Task requirements:
Check every line of the entries for "ROTATORIA", and copy the lines that hold it.

(App and web page records)
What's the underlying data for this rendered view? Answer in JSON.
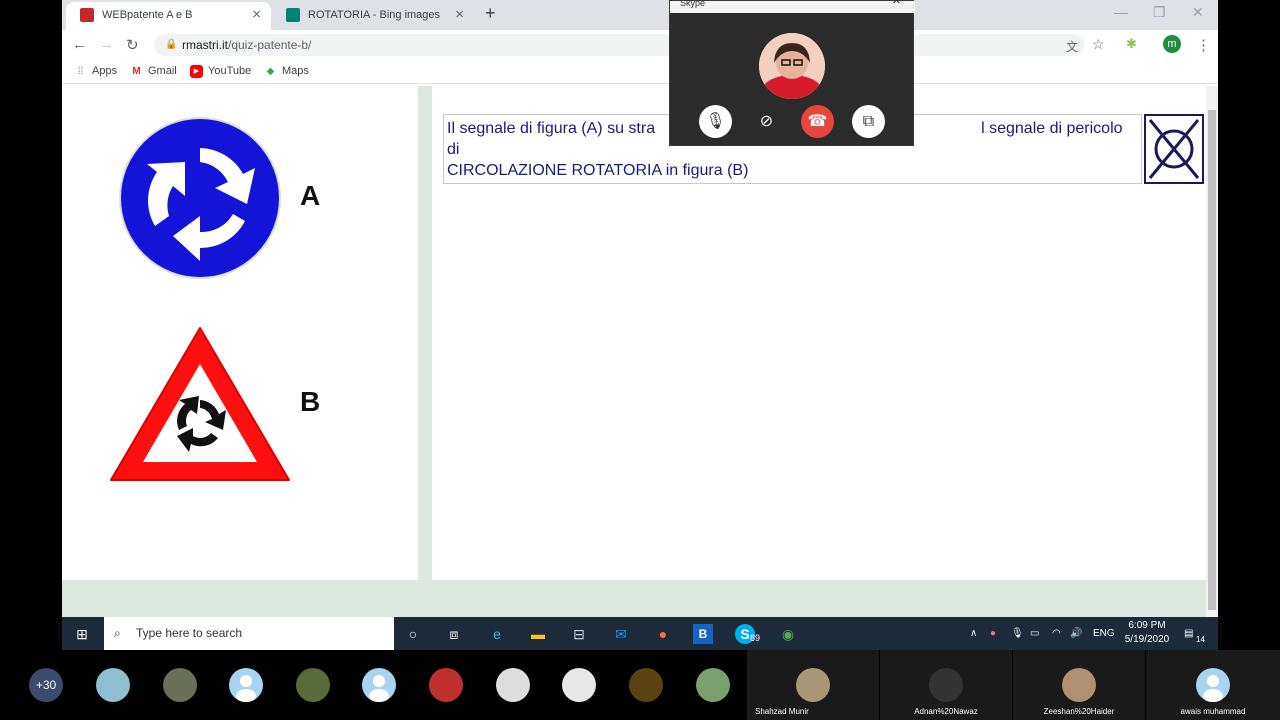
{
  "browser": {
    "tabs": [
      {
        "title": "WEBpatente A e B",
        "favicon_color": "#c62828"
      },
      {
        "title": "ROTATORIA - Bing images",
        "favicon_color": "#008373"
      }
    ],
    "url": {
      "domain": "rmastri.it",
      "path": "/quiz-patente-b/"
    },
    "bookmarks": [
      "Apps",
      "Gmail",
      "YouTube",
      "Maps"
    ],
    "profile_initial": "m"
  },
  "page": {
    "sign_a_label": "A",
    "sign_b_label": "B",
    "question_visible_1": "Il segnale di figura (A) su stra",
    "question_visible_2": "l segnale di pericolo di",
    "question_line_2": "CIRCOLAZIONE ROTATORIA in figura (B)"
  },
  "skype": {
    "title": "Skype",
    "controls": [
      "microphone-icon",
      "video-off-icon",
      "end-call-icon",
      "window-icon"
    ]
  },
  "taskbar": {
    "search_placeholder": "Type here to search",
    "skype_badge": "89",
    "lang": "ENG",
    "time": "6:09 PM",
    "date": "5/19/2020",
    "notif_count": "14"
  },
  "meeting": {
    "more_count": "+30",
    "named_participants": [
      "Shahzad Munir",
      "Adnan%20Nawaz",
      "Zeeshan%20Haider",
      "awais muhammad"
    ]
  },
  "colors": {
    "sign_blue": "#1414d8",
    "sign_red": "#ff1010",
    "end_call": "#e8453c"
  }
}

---

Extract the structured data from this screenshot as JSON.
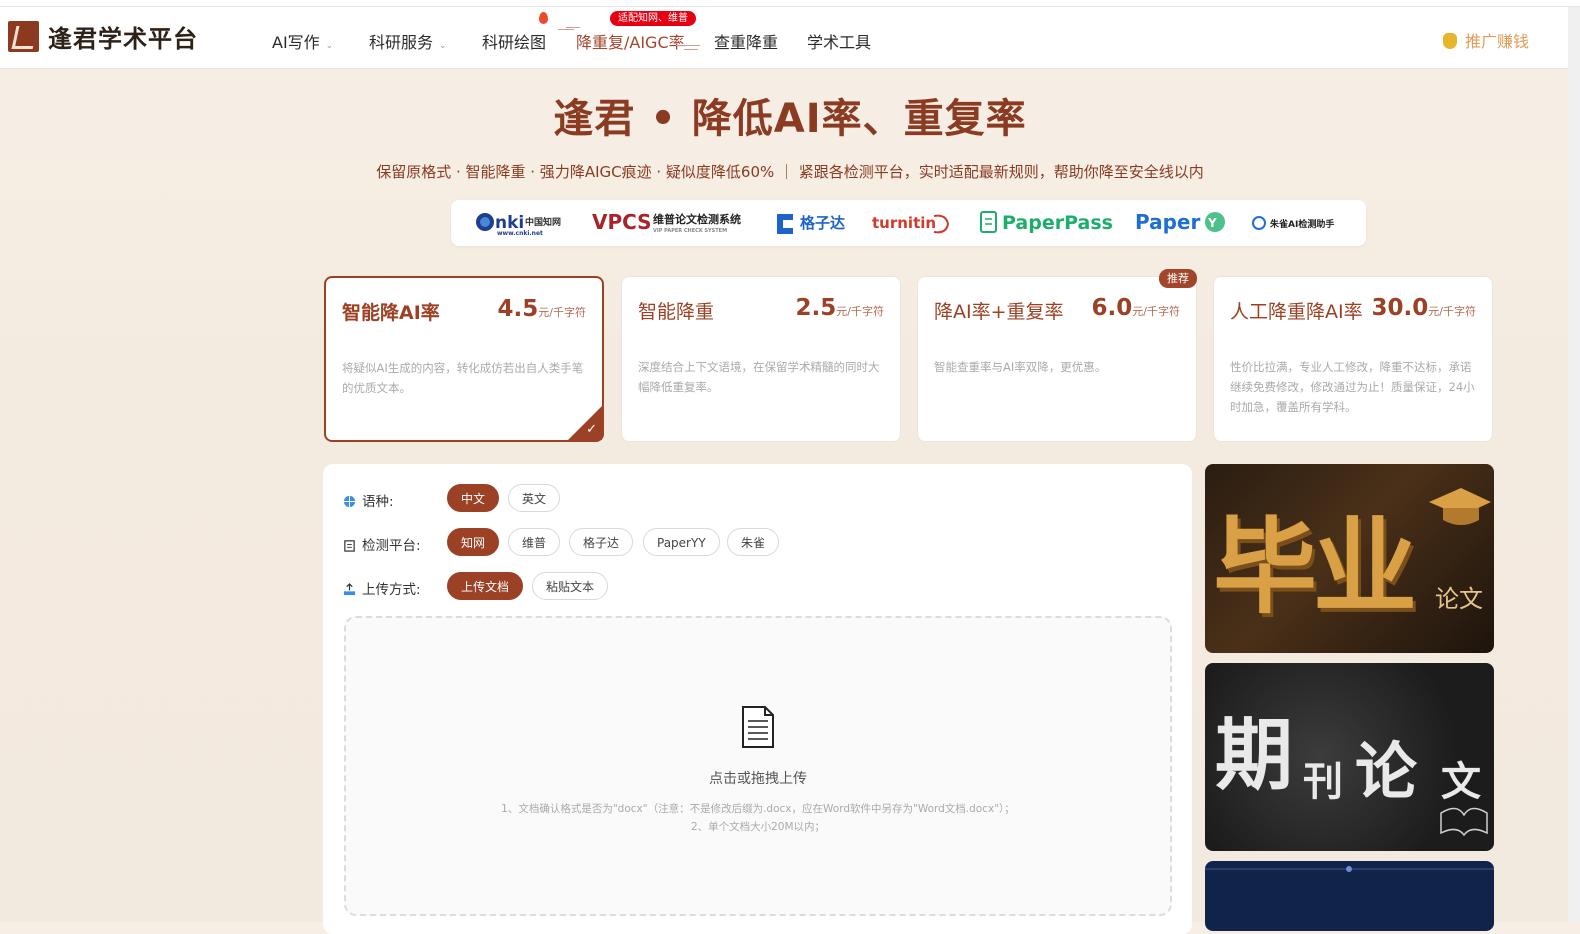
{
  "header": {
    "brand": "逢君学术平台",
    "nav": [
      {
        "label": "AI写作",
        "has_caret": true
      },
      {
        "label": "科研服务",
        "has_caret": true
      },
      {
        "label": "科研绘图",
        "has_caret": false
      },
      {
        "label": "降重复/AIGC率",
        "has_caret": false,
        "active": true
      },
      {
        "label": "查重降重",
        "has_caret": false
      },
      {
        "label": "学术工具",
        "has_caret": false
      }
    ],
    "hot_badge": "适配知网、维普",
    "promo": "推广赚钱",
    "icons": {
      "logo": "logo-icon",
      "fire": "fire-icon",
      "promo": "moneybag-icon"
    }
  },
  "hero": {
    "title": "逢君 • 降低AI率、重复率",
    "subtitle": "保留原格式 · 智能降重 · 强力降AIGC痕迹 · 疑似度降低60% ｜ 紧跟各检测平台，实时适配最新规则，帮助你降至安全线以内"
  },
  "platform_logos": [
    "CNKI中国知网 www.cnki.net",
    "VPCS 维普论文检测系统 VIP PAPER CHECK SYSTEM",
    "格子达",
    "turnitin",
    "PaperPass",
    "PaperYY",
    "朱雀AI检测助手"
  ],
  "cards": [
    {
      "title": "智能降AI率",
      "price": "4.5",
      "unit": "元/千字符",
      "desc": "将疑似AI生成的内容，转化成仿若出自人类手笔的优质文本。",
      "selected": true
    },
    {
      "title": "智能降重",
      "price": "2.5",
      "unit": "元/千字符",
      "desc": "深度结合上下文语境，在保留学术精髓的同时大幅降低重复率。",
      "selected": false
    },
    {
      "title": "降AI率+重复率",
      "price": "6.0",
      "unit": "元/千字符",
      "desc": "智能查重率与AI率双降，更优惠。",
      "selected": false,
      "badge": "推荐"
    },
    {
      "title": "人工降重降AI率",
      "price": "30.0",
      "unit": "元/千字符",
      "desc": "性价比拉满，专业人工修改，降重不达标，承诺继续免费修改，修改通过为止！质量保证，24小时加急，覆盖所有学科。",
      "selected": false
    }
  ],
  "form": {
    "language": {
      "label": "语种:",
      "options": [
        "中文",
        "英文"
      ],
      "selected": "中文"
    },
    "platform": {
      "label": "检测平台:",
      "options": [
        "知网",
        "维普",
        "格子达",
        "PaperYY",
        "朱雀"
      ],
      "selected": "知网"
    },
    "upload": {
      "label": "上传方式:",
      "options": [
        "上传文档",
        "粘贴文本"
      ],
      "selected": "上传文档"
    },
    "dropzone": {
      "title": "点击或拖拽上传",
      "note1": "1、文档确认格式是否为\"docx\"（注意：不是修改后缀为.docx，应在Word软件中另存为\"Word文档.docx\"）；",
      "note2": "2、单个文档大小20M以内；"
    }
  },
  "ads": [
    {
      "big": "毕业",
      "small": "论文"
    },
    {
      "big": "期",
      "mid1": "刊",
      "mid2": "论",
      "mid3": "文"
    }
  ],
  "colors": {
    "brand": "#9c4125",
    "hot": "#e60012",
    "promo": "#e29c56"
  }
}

Written response:
        "title": "ROTATORIA - Bing images",
    "question_line_2": "CIRCOLAZIONE ROTATORIA in figura (B)"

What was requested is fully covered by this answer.